He said everyday behaviours could be directly transferable to situations on the road.
“What is a dangerous hazard when you’re distracted looking at your phone in public is an even more dangerous choice on the road,” he said.
“Being tempted to go fast and weaving around others to save a few seconds on your trip is a dangerous choice on a scooter or bike, and an even more dangerous choice on the road.
“Letting impatience take over and encroaching on someone’s space at the grocery store is a general annoyance there but a dangerous choice on the road.”
Snr Sergeant McGarry said drivers needed to hold themselves accountable for what happened on the road.
“Which behaviours can you easily make a change to, to make our roads a safer place?” he said.
“A safer drive starts with you.”
New speed cameras target drivers
As part of Queensland Road Safety Week it was announced new speed camera technology will target speeding drivers in school zones and roadworks across the state.
The world-first road safety initiative was announced by Transport and Main Roads Minister Mark Bailey who said the new cameras would go live next month.

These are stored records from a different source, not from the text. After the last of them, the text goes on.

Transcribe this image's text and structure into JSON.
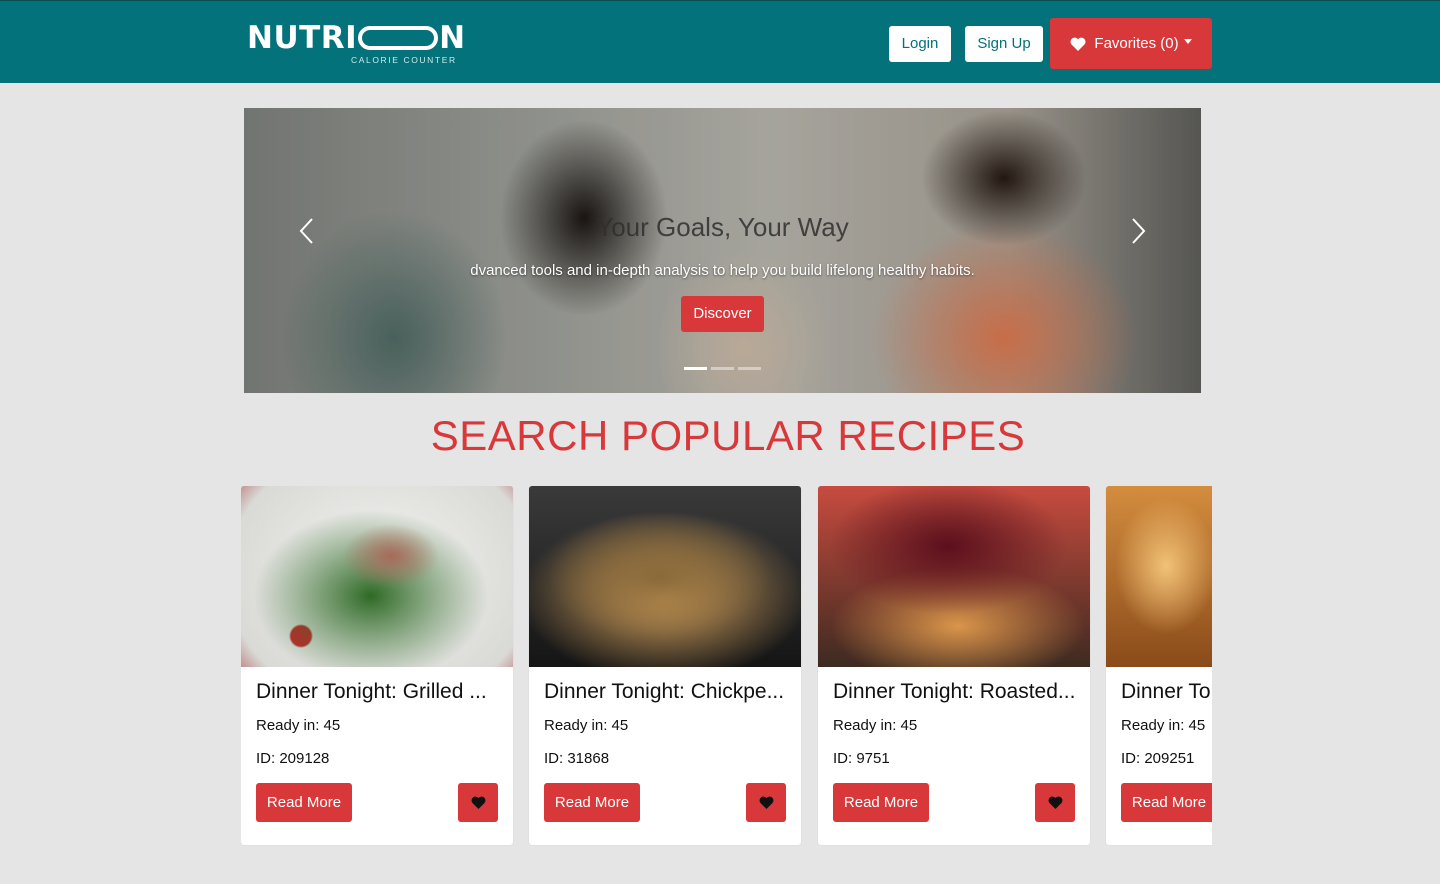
{
  "brand": {
    "name_left": "NUTRI",
    "name_right": "N",
    "tagline": "CALORIE COUNTER"
  },
  "nav": {
    "login_label": "Login",
    "signup_label": "Sign Up",
    "favorites_label": "Favorites (0)"
  },
  "carousel": {
    "title": "Your Goals, Your Way",
    "subtitle": "dvanced tools and in-depth analysis to help you build lifelong healthy habits.",
    "cta_label": "Discover",
    "active_slide": 1,
    "slide_count": 3
  },
  "section": {
    "title": "SEARCH POPULAR RECIPES"
  },
  "recipes": [
    {
      "title": "Dinner Tonight: Grilled ...",
      "ready": "Ready in: 45",
      "id": "ID: 209128",
      "read_label": "Read More"
    },
    {
      "title": "Dinner Tonight: Chickpe...",
      "ready": "Ready in: 45",
      "id": "ID: 31868",
      "read_label": "Read More"
    },
    {
      "title": "Dinner Tonight: Roasted...",
      "ready": "Ready in: 45",
      "id": "ID: 9751",
      "read_label": "Read More"
    },
    {
      "title": "Dinner To",
      "ready": "Ready in: 45",
      "id": "ID: 209251",
      "read_label": "Read More"
    }
  ],
  "colors": {
    "navbar": "#03727a",
    "accent_red": "#d9383a",
    "page_bg": "#e5e5e5"
  },
  "icons": {
    "favorites": "heart-icon",
    "dropdown": "caret-down-icon",
    "prev": "chevron-left-icon",
    "next": "chevron-right-icon",
    "card_favorite": "heart-icon"
  }
}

“I’m pleased to announce that new cameras will target speeding drivers in both school and roadworks zones to keep Queensland kids and workers safe,” Mr Bailey said.
“I don’t want to see another roadworker killed or someone’s child badly injured on their way to school just because of the recklessness of a speeding driver.
“These cameras will pop up in high-risk locations next month so I am giving Queenslanders fair warning that these can be anywhere, anytime.
“It’s vital we do everything we can to keep the vulnerable in our community safe on our roads and these cameras will help to achieve that.”
Superintendent Janelle Andrews said speeding was one of the leading causes of fatalities and serious injuries on Queensland’s roads.
“During 2021 there were 74 fatalities as the result of crashes involving speeding motorists, representing almost 27 per cent of Queensland road fatalities,” she said.
“Thousands more road users are seriously injured in crashes.
“Speed kills and there is no apology for enforcing speed limits in school zones and roadworks sites.
“These new speed cameras force drivers to slow down in order to avoid a fine or incur demerit points, there is no penalty for doing the right thing.”
This new enforcement technology is part of the Camera Detected Offence Program.
Camera fines are used to fund important road safety initiatives and education across Queensland.
Speeding fines increased
Mr Bailey also reminded drivers about increased penalties which came into effect on 1 July.
“In line with our tough stance on road safety, we have increased penalties,” Mr Bailey said.
“Now if you speed 1-10km/h over the limit you will be fined $287 and one demerit point, and between 11-20km/h the fine is $431 and three demerit points.
“Slowing to the speed limit during designated times in school zones is the best thing you can do for the students moving around you, and for your bank balance and driving record.”
For more information about road safety around schools visit www.tmr.qld.gov.au
More information about Queensland Road Safety Week 2022 is available online at https://streetsmarts.initiatives.qld.gov.au/qrsw-2022/.